For more information and a free 20 minute Skype/telephone consultation, contact Quantum Clinic via the details below:

01825 841 155

reception@quantumclinic.co.uk

https://quantumclinic.co.uk

References:

The safety and pharmacokinetics of high dose intravenous ascorbic acid synergy with modulated electrohyperthermia in Chinese patients with stage III-IV non-small cell lung cancer.

https://www.ncbi.nlm.nih.gov/pubmed/28847527

Point to note: Higher serum concentrations of vitamin C were obtained with simultaneous Oncothermia therapy.

Modulated Electrohyperthermia in Integrative Cancer Treatment for Relapsed Malignant Glioblastoma and Astrocytoma: Retrospective Multicenter Controlled Study.

https://www.ncbi.nlm.nih.gov/pubmed/30580645

Upregulation of heat shock proteins and the promotion of damage-associated molecular pattern signals in a colorectal cancer model by modulated electrohyperthermia.

https://www.ncbi.nlm.nih.gov/pubmed/24973890

Treatment outcome analysis of chemotherapy combined with modulated electro- hyperthermia compared with chemotherapy alone for recurrent cervical cancer, following irradiation.

https://www.ncbi.nlm.nih.gov/pubmed/28693137

In vitro comparison of conventional hyperthermia and modulated electro-hyperthermia.

https://www.ncbi.nlm.nih.gov/pubmed/27556507

Electro-hyperthermia up-regulates tumour suppressor Septin 4 to induce apoptotic cell death in hepatocellular carcinoma.

https://www.ncbi.nlm.nih.gov/pubmed/27269053

Combined treatment with modulated electro-hyperthermia and an autophagy inhibitor effectively inhibit ovarian and cervical cancer growth.

https://www.ncbi.nlm.nih.gov/pubmed/30428738

Comparison of biological effects of modulated electro-hyperthermia and conventional heat treatment in human lymphoma U937 cells.

https://www.ncbi.nlm.nih.gov/pubmed/27551529

Modulated electro-hyperthermia enhances dendritic cell therapy through an abscopal effect in mice.

https://www.ncbi.nlm.nih.gov/pubmed/25242303

Modulated electro-hyperthermia induced loco-regional and systemic tumor destruction in colorectal cancer allografts.

https://www.ncbi.nlm.nih.gov/pubmed/29290768

Oncothermia: a new paradigm and promising method in cancer therapies.

https://www.ncbi.nlm.nih.gov/pubmed/24494322

Current status of Oncothermia therapy for lung cancer.

https://www.ncbi.nlm.nih.gov/pubmed/24782955

Hyperthermia versus Oncothermia: Cellular Effects in Complementary Cancer Therapy.

https://www.ncbi.nlm.nih.gov/pubmed/23662149

Clinical and economic evaluation of modulated electrohyperthermia concurrent to dose- dense temozolomide 21/28 days regimen in the treatment of recurrent glioblastoma: a retrospective analysis of a two-centre German cohort trial with systematic comparison and effect-to-treatment analysis.

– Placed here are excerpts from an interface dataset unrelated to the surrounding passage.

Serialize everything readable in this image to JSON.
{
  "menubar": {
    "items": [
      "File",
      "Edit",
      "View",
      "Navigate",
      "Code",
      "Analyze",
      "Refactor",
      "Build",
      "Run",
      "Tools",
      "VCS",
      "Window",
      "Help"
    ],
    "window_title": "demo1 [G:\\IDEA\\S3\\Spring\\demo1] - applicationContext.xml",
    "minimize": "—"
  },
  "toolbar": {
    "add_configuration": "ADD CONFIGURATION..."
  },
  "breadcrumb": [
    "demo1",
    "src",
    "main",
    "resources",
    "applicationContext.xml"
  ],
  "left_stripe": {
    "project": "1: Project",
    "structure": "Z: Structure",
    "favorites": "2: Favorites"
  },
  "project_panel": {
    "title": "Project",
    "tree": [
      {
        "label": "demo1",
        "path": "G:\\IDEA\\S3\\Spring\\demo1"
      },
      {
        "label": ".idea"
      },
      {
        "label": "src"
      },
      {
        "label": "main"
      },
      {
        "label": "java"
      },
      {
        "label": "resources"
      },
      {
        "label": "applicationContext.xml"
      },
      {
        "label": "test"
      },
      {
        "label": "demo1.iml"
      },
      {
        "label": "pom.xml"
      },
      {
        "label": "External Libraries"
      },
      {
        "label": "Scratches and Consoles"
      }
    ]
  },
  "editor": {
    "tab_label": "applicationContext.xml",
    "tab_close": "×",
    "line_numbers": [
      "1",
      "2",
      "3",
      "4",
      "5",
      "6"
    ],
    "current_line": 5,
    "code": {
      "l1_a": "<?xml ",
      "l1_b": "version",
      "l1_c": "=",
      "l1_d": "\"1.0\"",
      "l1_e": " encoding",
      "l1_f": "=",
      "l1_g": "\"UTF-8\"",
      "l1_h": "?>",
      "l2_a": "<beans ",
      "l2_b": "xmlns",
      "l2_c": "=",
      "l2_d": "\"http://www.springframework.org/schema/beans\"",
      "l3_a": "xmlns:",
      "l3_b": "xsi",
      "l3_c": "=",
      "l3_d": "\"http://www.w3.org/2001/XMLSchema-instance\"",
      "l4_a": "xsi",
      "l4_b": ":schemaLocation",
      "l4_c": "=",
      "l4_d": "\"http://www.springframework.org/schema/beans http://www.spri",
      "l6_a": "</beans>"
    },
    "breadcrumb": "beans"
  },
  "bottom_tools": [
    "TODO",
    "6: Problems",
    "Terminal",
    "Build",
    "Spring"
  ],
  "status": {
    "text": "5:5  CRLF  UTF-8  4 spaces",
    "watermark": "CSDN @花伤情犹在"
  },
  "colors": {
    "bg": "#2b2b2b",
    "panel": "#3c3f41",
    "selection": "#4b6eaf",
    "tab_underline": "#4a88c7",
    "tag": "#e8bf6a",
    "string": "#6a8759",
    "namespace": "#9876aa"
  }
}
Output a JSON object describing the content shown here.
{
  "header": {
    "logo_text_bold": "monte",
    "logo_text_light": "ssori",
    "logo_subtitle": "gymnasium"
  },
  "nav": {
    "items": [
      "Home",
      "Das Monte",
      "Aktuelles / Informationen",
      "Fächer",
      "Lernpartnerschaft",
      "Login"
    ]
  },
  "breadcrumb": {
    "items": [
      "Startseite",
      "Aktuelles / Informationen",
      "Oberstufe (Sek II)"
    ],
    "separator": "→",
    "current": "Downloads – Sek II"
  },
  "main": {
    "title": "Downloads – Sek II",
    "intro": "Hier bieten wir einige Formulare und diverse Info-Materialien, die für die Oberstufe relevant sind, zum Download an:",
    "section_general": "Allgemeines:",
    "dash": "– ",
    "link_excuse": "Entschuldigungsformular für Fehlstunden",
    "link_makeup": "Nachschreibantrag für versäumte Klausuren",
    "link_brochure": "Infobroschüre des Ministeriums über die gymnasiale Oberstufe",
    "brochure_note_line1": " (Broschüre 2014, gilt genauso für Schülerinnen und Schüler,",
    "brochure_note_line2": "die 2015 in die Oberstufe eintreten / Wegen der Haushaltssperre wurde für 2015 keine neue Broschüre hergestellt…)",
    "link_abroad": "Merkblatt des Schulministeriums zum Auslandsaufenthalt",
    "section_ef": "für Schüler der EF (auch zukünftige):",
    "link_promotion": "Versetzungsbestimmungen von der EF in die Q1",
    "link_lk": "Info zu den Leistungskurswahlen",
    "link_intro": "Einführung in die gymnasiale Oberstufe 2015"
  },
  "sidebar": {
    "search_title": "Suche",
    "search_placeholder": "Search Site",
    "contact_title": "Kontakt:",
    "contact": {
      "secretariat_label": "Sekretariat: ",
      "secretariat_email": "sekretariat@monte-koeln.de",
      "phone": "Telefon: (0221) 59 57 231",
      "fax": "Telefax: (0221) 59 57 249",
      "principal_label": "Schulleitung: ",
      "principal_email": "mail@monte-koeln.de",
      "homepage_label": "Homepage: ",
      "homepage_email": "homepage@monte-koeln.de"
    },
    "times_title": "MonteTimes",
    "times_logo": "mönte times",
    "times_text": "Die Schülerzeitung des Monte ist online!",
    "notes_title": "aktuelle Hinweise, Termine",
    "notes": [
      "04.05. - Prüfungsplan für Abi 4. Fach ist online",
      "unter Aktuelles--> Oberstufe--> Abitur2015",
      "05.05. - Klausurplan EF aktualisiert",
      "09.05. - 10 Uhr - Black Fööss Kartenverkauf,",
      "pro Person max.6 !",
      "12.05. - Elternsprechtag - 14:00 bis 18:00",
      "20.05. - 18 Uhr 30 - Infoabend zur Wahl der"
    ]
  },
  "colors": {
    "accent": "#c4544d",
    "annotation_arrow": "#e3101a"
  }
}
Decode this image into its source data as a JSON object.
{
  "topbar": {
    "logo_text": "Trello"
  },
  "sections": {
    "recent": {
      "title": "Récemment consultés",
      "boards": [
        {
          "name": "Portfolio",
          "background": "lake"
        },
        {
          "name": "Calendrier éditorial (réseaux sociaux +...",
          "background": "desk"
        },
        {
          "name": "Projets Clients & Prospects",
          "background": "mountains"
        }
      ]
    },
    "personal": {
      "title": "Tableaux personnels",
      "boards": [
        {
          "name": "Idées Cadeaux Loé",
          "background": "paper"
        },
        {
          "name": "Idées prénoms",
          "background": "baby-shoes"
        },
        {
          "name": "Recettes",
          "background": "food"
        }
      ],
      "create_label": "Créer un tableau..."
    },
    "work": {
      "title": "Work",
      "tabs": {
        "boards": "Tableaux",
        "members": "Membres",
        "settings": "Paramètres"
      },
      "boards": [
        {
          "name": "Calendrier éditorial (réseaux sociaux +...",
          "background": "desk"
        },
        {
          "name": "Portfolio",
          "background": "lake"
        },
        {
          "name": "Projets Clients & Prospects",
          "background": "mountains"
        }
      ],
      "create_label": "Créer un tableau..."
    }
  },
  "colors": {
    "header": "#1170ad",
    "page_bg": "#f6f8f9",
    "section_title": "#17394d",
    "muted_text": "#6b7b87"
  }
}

https://www.ncbi.nlm.nih.gov/pubmed/29102988

Immune effects by selective heating of membrane rafts of cancer-cells.

http://ascopubs.org/doi/abs/10.1200/JCO.2016.34.15_suppl.e14571